→ **Problem to solve**
Which lines of the entries below hold the word "stock"? Report each of them.

→ **Data extracts**
-------------------------

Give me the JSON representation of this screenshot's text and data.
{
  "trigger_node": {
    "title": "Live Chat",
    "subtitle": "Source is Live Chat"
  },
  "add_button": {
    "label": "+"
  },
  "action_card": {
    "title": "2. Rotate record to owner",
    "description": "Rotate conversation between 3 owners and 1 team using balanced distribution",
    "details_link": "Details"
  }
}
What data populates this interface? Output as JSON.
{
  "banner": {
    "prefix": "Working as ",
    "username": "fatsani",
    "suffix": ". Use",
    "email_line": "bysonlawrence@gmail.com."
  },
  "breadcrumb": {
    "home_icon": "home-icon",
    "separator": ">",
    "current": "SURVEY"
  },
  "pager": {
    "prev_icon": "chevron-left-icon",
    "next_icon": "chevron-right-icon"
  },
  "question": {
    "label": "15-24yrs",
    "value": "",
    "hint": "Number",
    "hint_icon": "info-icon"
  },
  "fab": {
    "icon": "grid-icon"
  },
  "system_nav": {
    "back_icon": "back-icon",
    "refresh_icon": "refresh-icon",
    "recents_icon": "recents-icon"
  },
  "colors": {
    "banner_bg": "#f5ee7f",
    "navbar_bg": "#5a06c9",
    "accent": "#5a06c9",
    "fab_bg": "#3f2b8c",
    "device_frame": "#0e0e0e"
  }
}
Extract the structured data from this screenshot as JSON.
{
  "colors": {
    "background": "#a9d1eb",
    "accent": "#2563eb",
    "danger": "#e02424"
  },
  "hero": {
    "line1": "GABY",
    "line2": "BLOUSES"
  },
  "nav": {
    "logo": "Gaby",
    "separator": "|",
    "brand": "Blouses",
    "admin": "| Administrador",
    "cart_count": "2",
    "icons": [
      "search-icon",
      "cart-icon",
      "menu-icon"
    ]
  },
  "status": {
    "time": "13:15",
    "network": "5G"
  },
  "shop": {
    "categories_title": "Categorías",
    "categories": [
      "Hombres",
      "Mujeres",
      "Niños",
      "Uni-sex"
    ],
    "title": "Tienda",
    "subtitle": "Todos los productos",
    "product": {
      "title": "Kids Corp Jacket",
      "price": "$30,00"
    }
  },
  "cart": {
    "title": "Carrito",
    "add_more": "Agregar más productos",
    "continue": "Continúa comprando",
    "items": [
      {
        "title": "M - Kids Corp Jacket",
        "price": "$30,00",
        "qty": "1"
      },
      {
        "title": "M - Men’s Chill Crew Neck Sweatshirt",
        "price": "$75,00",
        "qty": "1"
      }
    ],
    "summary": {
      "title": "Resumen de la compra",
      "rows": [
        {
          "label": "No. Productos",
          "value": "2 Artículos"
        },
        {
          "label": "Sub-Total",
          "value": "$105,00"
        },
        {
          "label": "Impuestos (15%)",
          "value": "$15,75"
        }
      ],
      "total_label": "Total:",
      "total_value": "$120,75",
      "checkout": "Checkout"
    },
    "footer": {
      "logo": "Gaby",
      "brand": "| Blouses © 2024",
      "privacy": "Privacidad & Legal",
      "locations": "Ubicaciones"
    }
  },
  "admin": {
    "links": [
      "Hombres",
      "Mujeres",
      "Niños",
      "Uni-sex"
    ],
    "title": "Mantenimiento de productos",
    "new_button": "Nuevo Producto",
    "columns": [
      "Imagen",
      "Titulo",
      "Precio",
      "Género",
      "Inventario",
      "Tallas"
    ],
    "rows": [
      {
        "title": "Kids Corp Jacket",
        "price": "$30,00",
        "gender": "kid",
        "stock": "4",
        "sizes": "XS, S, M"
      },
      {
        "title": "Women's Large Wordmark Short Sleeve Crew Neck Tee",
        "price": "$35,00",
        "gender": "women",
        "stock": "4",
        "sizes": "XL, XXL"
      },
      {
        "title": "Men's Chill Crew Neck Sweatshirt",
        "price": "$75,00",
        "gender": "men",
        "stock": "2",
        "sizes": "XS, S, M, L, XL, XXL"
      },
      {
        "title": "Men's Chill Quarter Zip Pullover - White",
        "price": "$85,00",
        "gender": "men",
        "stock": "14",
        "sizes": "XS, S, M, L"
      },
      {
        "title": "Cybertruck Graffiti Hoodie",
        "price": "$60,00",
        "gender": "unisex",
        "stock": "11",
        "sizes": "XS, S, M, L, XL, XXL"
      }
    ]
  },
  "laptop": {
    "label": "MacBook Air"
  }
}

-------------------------

→ **Response to the exercise**
        "stock": "4",
        "stock": "4",
        "stock": "2",
        "stock": "14",
        "stock": "11",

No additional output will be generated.